Gambling technology company Playtech faces shareholder revolt over its boss, Mor Weizer, recently revealed long-term bonus prize.
The company said earlier this month that the new incentive programme was already backed by major investors. Nevertheless, it is known that the proposal is being opposed by two shareholder advisory firms.
If certain share price goals are met, the newly proposed incentive plan could see the CEO of Playtech obtaining company stock worth up to £ 30.4 million. Playtech investors are set to vote on the new policy at a meeting of stakeholders on December 19.

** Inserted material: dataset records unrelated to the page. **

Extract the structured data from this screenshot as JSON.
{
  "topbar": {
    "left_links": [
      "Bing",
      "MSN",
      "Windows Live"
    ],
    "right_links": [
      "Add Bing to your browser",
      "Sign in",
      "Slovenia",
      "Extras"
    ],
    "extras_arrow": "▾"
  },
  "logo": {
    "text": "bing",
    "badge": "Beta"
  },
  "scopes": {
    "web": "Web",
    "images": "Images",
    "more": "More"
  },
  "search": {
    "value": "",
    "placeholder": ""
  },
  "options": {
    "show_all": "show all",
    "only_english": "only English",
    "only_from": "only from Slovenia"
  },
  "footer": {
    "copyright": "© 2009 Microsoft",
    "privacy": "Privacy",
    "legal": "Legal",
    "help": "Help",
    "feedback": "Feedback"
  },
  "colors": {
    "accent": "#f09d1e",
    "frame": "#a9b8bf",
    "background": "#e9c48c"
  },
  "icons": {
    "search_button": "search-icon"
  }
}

Playtech’s new bonus plan offers a zero value option reward of 1.9 million shares that will be paid out in tranches if the stock price of the firm retains those rates for a span of 30 days.
If shares recover to more than 600p, the first tranche will be triggered. When stocks skyrocket to 700p, the second tranche will be known, and the third when stock price transactions exceed 800p. The incentive reward is set at £ 16 a share if Playtech’s stock retain at least a month’s value of over 800p.
In the summer of 2017, the company’s shares rocked past £ 10, before tumbling significantly over the past two years on several profit warnings issues.
Earlier this month, Playtech said institutional investors, including Odey Asset Management and Paulson & Co, have already expressed support for their newly proposed reward scheme.
Shareholder advisory service providers Institutional Investors Services and Glass Lewis, however, have advised investors to oppose Mr. Weizer’s share reward proposal in the upcoming vote.
The new uprising announced by Playtech shareholders over the compensation of the company leader would be a revolt this coming Thursday. The gambling solutions provider was hit by a revolt over the remuneration package of its boss during its Annual General Meeting in May.
Approximately 41.8% of the shareholders of the company opposed its new remuneration plan and 40.9% voted against its remuneration policy. In 2018, the company’s planned executive pay was backed by only 40.6 percent of investors.
Glass Lewis said they had “strong reservations regarding the terms of the awards, whereby the CEO may be eligible for extremely large payouts based solely on share price performance, which may primarily reflect market forces rather than company or management performance.” The advisory firm added that Mr. Weizer’s £ 30.4 million reward was unreasonable relative to the pay receivable.
Institutional Shareholder Services said it was “quite indicative of the poor remuneration governance at the board that six months after putting forward a remuneration policy proposal, the company is seeking to make a one-off arrangement outside the existing framework.” Royal London Asset Management, which owns a 0.5% stake in Playtech, said it would vote against the new bonus scheme as it “offers significant sums to the CEO for meeting share price targets below where Playtech’s shares traded ahead of their profit warning in July last year.”